/---

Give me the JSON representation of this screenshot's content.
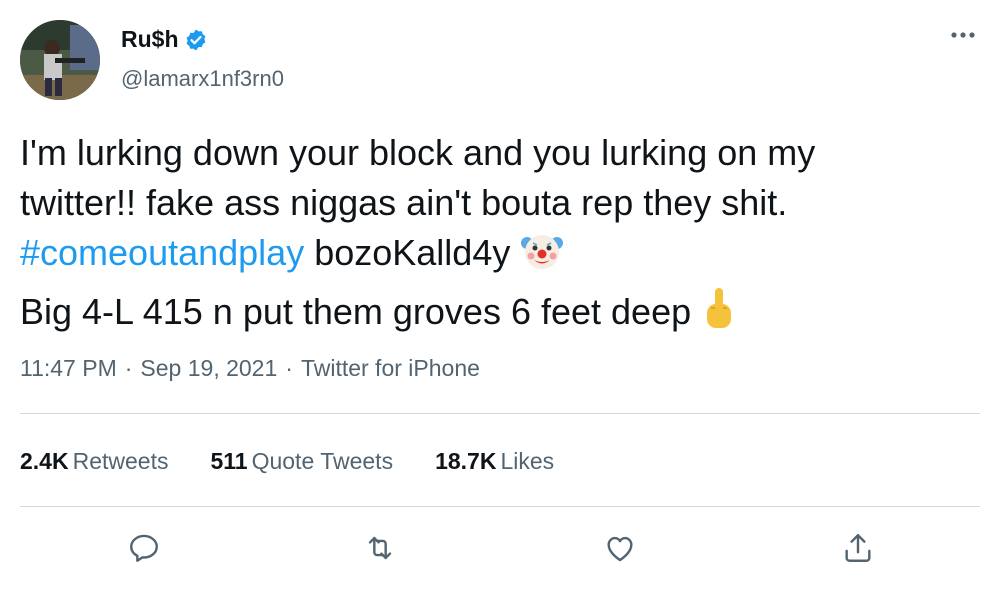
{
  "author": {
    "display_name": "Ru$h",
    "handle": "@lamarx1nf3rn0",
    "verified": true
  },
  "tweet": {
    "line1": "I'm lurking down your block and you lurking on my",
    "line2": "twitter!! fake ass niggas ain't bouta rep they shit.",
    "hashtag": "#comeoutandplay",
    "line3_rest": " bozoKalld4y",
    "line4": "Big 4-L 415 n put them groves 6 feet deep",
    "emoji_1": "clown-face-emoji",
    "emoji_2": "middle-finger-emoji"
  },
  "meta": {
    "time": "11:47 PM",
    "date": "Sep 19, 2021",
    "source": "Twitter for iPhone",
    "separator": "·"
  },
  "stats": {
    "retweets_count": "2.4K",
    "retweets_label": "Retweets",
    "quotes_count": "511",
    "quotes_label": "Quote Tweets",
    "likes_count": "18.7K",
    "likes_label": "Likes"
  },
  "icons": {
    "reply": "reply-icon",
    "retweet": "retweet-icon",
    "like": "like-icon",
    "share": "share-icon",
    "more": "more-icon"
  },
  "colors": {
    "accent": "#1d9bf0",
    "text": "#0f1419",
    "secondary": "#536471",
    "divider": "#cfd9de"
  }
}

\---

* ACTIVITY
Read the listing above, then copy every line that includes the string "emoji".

* COMPLETED EXERCISE
    "emoji_1": "clown-face-emoji",
    "emoji_2": "middle-finger-emoji"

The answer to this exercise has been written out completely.